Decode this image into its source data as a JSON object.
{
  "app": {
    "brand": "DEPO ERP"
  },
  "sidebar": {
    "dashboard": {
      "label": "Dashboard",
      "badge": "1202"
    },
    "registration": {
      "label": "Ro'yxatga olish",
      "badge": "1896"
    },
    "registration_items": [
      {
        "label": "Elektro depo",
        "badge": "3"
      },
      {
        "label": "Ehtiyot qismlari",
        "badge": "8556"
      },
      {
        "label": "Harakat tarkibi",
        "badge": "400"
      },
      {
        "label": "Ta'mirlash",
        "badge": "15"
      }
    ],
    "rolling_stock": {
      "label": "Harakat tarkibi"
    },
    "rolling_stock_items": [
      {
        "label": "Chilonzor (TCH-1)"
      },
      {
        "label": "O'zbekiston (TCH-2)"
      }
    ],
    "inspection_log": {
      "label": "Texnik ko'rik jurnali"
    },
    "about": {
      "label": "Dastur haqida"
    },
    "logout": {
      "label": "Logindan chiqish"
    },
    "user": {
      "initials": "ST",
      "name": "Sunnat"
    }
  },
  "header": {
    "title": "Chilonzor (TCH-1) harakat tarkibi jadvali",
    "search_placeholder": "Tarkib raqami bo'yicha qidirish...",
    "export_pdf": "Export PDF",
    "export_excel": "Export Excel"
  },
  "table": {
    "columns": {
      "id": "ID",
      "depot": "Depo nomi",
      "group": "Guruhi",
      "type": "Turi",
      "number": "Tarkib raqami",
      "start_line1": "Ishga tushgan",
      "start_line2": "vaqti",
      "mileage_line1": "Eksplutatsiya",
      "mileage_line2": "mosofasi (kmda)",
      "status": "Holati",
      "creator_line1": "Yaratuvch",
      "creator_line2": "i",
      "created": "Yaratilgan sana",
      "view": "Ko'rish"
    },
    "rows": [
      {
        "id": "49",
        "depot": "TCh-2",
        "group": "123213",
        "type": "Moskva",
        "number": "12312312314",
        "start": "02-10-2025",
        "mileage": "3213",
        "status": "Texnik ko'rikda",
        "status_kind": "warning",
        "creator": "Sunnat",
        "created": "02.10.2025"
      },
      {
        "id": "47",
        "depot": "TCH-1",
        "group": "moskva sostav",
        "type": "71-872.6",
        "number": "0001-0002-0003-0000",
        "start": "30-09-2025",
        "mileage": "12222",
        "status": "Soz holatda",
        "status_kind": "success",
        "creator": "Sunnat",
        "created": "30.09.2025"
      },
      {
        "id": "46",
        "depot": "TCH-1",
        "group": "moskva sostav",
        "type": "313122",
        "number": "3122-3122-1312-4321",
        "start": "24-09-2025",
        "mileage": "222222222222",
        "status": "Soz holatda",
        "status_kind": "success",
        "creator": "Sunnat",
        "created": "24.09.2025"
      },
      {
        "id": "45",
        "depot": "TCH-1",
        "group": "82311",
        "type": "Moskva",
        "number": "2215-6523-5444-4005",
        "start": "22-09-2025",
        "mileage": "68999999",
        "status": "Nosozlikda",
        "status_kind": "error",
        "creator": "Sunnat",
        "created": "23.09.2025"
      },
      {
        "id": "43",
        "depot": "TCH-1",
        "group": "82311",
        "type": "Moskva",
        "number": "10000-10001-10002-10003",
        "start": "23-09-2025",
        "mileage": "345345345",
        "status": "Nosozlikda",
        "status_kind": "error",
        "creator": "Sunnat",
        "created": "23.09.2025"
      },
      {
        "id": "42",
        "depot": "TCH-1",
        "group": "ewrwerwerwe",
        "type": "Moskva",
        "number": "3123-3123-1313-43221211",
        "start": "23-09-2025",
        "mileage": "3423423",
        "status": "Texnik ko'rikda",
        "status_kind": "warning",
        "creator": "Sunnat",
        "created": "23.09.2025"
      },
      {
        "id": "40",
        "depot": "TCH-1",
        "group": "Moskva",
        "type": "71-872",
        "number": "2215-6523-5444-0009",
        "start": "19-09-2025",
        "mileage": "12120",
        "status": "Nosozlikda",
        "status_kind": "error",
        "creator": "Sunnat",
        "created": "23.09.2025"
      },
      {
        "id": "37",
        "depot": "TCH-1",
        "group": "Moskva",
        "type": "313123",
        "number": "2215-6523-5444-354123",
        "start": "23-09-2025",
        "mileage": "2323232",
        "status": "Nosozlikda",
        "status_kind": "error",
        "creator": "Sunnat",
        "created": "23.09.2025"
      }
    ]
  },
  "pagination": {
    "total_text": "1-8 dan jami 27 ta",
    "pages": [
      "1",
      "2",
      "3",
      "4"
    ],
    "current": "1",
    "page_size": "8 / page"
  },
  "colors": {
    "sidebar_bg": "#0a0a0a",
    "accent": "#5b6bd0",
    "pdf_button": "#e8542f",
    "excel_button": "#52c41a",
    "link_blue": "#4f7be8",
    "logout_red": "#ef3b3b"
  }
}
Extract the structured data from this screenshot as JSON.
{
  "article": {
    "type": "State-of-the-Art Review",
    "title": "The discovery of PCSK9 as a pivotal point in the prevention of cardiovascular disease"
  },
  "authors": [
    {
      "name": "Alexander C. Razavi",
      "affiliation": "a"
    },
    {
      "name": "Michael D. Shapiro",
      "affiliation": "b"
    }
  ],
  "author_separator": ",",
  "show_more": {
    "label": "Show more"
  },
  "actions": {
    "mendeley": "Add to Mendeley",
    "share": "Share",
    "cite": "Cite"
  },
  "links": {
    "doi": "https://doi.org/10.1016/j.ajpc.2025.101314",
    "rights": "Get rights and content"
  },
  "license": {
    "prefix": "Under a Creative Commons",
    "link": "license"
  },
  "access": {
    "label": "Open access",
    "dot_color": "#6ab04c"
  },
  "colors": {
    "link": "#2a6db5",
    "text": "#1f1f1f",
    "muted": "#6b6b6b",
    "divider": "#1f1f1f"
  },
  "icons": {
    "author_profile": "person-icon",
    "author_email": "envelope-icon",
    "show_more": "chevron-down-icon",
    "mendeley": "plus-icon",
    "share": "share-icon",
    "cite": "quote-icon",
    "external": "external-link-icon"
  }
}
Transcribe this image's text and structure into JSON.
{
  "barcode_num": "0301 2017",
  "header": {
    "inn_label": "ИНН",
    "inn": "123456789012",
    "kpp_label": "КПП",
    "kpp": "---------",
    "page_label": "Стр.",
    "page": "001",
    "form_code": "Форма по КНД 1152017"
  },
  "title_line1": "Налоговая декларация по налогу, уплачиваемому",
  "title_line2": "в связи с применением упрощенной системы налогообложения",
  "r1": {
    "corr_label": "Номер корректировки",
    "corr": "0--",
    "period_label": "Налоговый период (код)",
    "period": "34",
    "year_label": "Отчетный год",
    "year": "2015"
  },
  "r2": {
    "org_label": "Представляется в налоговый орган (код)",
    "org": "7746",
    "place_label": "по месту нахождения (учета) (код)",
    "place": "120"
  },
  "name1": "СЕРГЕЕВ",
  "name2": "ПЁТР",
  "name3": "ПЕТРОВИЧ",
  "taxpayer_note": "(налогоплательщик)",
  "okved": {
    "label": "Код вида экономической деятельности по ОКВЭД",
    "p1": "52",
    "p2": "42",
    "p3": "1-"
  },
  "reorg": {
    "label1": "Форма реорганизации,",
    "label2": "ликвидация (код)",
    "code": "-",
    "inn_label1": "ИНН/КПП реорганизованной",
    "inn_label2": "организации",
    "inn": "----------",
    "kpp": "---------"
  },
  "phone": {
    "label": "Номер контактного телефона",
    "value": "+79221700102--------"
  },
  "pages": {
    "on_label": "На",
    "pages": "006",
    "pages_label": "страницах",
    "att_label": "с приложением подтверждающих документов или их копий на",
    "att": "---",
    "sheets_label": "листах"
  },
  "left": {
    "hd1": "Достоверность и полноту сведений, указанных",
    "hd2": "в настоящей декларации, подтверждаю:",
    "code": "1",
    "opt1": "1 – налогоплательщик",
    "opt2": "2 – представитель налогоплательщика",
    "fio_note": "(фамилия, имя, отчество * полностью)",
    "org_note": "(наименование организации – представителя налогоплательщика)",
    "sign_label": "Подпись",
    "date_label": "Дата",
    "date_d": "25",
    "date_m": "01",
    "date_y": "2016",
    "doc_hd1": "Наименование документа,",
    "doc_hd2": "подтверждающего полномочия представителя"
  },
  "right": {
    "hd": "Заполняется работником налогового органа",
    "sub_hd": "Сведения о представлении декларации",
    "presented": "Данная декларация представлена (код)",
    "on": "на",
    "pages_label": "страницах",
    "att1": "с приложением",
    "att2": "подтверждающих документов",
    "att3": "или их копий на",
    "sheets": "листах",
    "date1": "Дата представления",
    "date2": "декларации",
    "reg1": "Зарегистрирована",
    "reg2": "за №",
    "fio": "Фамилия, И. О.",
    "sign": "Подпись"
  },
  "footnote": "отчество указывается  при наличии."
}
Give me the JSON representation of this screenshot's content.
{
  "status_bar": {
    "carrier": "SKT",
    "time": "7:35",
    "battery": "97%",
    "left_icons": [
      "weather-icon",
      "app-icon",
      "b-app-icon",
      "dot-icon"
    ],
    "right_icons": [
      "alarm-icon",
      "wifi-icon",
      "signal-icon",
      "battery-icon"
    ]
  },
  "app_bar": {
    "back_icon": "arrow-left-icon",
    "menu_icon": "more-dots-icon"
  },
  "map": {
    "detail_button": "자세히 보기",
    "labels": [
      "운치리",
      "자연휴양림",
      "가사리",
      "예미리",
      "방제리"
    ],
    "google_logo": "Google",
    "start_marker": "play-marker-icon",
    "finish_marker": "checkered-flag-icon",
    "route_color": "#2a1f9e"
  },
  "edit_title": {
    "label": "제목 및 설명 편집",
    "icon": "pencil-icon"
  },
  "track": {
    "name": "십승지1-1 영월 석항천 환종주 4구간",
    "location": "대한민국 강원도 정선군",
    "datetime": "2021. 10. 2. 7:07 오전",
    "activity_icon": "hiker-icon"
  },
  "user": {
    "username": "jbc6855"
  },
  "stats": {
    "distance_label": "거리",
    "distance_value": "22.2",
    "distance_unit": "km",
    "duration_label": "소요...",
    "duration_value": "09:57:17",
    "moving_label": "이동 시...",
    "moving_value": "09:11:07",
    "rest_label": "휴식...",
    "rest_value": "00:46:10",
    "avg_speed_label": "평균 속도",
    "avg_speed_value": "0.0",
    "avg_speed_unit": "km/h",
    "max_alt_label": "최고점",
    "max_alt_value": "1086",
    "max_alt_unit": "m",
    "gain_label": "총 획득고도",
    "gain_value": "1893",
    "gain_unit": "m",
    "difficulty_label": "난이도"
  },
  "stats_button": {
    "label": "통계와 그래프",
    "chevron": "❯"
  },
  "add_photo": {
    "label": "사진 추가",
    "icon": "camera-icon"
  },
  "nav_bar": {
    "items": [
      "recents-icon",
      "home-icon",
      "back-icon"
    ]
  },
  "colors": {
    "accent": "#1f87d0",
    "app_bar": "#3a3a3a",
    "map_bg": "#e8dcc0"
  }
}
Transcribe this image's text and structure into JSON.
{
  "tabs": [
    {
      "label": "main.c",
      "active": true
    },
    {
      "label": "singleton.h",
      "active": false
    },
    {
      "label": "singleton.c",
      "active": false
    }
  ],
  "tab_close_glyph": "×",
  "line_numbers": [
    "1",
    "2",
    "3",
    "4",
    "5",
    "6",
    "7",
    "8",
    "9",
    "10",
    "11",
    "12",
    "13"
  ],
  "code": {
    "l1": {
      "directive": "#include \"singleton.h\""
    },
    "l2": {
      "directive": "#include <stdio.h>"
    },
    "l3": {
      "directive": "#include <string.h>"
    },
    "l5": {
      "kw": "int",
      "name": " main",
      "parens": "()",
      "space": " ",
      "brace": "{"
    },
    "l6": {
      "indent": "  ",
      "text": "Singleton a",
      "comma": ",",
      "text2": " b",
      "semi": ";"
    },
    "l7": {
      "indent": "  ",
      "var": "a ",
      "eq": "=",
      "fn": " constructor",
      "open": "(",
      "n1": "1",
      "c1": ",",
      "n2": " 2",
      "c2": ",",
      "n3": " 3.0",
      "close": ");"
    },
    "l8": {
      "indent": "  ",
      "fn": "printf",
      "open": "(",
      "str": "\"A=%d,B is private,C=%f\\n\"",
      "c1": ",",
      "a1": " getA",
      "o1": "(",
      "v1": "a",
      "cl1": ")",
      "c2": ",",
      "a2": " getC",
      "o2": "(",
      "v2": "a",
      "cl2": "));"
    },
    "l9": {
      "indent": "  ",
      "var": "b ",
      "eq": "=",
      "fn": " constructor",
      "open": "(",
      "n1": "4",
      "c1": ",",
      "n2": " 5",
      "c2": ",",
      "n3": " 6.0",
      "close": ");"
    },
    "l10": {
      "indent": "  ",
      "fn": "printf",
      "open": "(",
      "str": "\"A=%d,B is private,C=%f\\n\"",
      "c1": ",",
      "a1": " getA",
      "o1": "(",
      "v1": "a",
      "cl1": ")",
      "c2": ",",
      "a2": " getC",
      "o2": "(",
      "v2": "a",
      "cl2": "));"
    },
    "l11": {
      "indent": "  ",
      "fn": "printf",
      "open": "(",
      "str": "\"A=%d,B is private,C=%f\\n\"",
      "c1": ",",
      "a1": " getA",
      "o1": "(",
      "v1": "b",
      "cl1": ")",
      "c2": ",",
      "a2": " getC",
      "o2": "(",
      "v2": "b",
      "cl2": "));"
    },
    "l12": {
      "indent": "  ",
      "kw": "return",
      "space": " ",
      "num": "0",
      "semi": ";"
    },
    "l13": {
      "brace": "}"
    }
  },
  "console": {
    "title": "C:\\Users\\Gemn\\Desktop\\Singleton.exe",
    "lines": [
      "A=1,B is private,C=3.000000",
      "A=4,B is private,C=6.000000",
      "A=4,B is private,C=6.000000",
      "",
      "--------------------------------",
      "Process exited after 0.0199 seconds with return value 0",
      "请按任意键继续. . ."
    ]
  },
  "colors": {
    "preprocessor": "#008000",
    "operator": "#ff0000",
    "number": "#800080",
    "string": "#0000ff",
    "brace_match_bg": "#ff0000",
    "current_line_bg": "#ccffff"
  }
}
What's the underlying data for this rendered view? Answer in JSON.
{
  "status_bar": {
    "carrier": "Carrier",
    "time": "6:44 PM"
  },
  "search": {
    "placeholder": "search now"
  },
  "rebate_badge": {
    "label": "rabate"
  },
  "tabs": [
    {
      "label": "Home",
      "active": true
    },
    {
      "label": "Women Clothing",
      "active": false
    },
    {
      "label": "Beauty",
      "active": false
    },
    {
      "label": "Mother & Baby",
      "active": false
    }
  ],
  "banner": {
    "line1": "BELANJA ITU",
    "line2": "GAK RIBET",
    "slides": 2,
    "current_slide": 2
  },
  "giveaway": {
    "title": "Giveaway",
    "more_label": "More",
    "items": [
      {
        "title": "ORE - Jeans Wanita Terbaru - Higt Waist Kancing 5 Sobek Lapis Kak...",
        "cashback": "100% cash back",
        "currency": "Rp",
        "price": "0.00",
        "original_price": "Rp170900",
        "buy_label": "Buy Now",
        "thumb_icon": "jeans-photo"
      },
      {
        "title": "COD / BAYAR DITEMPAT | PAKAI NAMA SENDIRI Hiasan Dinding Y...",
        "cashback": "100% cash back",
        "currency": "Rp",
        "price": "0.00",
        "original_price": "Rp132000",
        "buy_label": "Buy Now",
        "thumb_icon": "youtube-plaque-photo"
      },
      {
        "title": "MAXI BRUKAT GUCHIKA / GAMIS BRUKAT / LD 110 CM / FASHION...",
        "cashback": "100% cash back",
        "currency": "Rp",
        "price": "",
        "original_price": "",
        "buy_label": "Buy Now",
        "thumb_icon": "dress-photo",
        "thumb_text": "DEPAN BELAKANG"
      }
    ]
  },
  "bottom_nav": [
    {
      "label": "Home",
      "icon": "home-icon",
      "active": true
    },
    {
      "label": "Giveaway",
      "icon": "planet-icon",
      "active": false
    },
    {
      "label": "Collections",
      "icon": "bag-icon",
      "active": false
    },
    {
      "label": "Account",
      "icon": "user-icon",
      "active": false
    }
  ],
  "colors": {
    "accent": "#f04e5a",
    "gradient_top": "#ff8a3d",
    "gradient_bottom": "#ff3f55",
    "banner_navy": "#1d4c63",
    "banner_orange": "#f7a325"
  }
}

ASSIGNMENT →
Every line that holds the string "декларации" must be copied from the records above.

WRITTEN ANSWER →
    "hd2": "в настоящей декларации, подтверждаю:",
    "sub_hd": "Сведения о представлении декларации",
    "date2": "декларации",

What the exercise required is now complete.